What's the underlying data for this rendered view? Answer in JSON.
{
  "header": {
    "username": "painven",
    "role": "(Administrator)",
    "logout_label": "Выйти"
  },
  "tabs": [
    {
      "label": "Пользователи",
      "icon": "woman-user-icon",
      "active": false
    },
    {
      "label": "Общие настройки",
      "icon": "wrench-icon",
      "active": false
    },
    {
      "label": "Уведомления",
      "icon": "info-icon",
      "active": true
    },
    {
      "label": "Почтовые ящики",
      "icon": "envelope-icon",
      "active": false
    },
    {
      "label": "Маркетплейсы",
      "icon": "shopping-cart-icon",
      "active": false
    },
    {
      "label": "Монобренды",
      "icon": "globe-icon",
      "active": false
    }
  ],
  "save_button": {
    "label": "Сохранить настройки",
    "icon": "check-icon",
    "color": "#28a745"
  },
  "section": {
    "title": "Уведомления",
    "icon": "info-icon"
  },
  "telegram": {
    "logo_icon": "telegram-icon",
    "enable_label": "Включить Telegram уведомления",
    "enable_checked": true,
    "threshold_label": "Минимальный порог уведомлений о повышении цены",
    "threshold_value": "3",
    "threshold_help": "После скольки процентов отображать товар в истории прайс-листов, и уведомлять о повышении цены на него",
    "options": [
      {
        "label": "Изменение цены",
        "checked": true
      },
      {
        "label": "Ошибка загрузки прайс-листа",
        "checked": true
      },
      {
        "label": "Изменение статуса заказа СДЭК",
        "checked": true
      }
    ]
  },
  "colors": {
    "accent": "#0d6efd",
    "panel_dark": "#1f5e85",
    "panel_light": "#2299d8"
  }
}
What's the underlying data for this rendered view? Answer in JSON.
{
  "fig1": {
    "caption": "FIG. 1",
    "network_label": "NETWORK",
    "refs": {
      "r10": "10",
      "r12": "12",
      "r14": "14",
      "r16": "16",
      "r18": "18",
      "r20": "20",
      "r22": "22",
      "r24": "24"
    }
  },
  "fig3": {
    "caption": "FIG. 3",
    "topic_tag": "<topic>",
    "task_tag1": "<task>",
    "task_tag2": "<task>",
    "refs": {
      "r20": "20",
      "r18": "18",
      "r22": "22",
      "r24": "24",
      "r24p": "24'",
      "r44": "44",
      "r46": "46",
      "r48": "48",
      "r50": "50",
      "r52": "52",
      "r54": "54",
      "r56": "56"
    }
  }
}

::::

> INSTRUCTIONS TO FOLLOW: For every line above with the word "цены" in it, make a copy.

> OUTPUT FOR THIS EXERCISE:
    "threshold_label": "Минимальный порог уведомлений о повышении цены",
    "threshold_help": "После скольки процентов отображать товар в истории прайс-листов, и уведомлять о повышении цены на него",
        "label": "Изменение цены",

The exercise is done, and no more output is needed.